Only lines with the word "sent" are wanted; copy each of them from the listing below.

◇ ◇ ◇ ◇ ◇ ◇ ◇

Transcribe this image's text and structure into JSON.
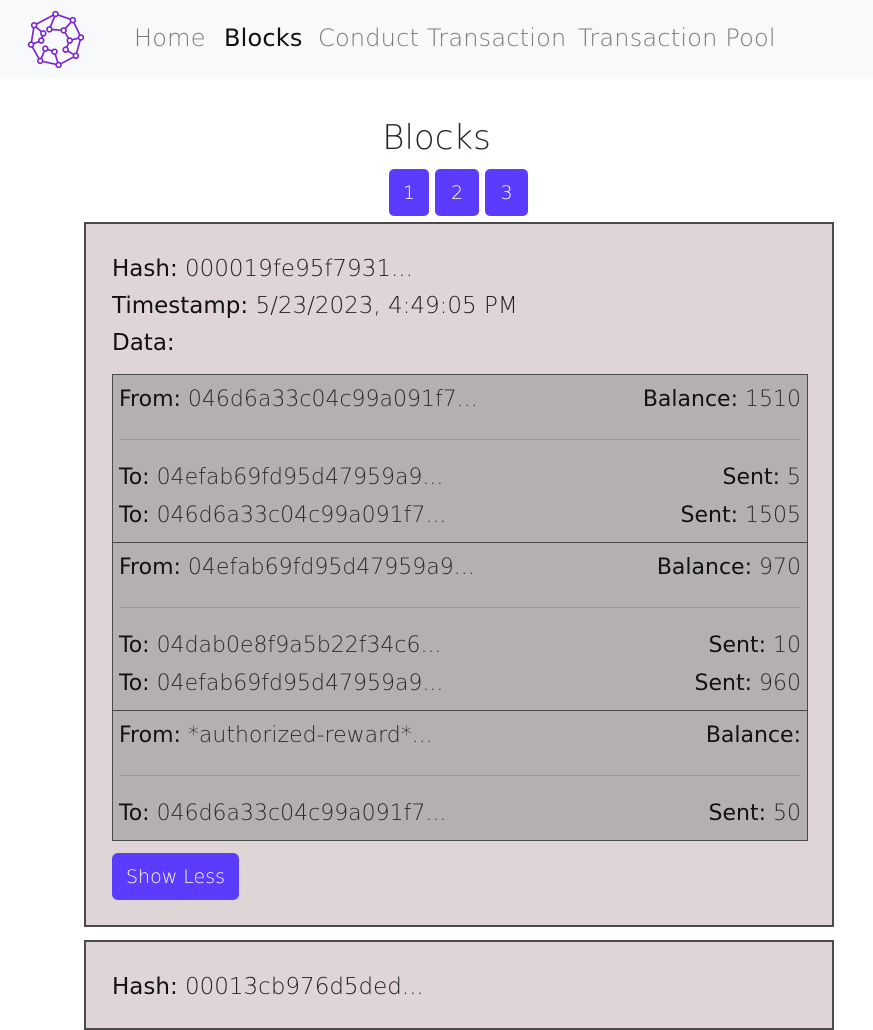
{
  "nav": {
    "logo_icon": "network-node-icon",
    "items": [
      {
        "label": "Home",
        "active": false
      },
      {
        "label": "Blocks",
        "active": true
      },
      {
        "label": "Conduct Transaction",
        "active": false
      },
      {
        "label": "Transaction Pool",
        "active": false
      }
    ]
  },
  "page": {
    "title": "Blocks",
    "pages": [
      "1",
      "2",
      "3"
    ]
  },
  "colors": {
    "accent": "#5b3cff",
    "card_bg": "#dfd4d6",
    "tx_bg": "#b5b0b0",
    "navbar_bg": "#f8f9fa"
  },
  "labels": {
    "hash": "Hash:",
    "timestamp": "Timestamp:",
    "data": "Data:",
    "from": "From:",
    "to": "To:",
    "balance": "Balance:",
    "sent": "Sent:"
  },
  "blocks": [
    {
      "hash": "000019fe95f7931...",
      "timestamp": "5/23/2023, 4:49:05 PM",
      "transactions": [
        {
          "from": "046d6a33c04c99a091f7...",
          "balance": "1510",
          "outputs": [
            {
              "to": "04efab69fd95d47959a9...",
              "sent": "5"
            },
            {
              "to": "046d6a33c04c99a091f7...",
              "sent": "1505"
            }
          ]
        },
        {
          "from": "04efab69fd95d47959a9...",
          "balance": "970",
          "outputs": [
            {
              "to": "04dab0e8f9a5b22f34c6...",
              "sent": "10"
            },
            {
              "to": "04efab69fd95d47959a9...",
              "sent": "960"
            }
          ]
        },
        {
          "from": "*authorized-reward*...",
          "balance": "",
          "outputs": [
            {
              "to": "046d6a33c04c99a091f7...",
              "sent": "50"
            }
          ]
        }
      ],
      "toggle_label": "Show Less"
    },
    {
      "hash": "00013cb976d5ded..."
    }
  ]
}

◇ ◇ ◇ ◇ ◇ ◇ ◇

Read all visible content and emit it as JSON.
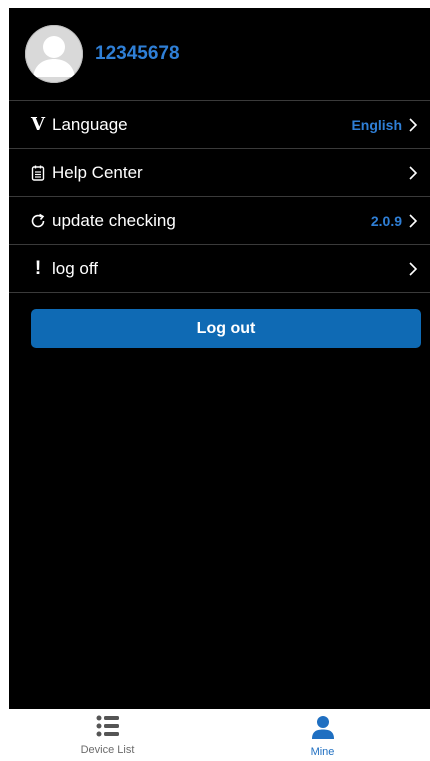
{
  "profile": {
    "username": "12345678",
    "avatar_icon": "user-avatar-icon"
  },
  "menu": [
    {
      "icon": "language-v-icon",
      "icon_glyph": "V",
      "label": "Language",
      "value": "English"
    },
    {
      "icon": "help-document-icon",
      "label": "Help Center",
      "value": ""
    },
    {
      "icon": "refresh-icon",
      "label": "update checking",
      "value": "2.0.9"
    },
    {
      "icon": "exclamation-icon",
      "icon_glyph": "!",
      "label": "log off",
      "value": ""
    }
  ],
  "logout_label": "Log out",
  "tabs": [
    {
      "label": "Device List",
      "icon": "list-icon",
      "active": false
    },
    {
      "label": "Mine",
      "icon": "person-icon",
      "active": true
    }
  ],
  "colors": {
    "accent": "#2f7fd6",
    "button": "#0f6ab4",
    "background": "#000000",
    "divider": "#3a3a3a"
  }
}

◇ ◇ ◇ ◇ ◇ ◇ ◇

_ANSWER FOR THE TASK:_
    "sent": "Sent:"
              "sent": "5"
              "sent": "1505"
              "sent": "10"
              "sent": "960"
              "sent": "50"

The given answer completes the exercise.